Wherever the string "player" shows up in the records below, return that line.

* * * * *

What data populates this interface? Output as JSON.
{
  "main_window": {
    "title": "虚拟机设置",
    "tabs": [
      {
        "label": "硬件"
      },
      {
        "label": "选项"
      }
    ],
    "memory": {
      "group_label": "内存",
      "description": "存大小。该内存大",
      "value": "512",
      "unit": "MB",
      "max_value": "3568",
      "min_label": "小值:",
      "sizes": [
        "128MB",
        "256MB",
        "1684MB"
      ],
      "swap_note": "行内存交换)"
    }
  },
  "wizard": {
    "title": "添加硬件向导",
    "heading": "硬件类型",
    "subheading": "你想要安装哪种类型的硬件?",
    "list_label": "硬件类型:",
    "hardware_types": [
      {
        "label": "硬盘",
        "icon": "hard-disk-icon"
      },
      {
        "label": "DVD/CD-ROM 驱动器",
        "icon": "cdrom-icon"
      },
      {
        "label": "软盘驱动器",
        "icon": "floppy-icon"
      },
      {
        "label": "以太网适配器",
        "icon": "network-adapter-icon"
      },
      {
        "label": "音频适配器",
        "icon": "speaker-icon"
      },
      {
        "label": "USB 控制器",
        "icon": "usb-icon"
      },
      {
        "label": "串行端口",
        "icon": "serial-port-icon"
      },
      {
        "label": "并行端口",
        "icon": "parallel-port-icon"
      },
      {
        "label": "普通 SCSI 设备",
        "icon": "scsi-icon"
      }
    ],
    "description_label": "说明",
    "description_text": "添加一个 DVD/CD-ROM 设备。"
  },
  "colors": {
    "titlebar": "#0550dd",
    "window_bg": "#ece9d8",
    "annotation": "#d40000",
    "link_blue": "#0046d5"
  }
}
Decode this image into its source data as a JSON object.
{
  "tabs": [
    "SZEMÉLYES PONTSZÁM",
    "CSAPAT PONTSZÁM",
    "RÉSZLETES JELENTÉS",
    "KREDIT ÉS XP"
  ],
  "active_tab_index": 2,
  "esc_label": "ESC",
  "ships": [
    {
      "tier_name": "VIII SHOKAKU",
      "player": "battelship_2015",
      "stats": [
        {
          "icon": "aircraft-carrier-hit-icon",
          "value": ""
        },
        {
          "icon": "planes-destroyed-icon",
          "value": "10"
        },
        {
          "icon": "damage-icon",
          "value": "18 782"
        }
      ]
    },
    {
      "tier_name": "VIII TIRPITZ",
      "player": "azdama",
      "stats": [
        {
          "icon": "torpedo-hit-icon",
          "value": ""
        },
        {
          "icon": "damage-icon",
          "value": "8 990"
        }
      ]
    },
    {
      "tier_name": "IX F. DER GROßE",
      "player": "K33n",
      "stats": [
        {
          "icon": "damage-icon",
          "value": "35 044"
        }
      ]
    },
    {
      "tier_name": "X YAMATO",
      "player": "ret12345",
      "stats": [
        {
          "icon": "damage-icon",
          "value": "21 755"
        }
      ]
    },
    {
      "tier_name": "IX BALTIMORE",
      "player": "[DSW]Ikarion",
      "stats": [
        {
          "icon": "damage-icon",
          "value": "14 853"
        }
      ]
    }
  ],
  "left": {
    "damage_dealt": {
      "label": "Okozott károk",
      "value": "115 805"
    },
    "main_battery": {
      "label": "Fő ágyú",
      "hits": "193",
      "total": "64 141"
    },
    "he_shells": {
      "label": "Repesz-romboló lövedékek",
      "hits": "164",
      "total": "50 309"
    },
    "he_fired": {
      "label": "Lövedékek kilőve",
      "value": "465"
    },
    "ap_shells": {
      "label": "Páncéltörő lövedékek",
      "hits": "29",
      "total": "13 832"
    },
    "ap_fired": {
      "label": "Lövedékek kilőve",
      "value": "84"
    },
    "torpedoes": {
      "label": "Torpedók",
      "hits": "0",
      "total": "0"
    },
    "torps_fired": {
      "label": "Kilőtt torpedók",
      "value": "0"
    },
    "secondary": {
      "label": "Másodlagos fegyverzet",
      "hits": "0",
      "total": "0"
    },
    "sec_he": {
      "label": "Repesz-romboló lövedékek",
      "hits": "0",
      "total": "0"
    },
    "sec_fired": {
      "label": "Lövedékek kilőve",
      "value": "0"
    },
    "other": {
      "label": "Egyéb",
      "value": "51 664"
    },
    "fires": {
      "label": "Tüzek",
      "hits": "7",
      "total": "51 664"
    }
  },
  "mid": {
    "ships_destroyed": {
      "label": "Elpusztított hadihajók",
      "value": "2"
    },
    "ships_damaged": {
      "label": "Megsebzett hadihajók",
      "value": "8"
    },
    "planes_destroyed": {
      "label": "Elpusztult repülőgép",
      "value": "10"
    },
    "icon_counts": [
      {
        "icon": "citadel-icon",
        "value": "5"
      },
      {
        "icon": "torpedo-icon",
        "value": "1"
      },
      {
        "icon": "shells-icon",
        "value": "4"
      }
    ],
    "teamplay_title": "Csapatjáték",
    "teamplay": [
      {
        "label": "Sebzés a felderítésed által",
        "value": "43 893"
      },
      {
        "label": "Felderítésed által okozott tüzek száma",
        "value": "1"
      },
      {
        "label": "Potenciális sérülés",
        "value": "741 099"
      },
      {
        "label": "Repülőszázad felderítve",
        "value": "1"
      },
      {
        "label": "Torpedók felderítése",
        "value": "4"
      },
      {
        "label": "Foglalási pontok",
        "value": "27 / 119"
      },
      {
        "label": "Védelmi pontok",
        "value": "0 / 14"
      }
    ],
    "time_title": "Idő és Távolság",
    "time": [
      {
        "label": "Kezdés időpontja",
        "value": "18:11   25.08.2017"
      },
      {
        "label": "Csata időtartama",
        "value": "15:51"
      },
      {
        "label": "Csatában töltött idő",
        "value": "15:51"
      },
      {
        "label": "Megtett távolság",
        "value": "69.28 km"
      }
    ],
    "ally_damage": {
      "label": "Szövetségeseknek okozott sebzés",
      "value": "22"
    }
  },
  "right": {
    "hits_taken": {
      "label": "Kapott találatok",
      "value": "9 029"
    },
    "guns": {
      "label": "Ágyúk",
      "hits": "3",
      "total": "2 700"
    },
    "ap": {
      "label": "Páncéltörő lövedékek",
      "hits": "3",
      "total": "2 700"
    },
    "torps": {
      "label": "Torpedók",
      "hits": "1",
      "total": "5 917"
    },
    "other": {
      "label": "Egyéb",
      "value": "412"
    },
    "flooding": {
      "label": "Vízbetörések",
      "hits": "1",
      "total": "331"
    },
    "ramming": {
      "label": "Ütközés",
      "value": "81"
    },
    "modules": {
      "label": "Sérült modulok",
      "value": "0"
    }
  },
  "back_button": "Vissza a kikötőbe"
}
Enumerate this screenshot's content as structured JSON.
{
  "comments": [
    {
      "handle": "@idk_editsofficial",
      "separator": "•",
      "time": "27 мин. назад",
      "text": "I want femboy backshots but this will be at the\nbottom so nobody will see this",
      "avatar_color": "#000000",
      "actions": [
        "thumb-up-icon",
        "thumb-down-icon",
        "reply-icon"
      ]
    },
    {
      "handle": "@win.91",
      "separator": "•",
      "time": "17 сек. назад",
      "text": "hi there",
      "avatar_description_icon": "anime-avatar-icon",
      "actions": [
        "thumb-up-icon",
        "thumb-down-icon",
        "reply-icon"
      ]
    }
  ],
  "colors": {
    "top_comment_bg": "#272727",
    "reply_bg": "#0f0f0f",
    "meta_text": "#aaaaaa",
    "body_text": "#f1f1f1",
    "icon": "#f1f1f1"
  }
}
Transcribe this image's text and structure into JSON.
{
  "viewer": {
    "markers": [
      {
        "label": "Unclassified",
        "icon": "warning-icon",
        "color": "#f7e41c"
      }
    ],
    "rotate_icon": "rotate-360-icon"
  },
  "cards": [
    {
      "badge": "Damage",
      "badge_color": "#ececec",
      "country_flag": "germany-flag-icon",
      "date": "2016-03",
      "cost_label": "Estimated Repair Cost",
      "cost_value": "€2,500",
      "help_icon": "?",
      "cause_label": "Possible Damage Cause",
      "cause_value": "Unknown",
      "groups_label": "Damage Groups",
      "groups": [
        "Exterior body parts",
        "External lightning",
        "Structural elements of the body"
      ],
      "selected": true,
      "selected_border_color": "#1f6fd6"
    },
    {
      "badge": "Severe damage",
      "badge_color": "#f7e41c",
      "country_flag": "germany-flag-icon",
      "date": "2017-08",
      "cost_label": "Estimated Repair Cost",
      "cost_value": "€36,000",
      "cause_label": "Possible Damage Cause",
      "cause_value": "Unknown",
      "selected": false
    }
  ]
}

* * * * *

Written solution:
      "player": "battelship_2015",
      "player": "azdama",
      "player": "K33n",
      "player": "ret12345",
      "player": "[DSW]Ikarion",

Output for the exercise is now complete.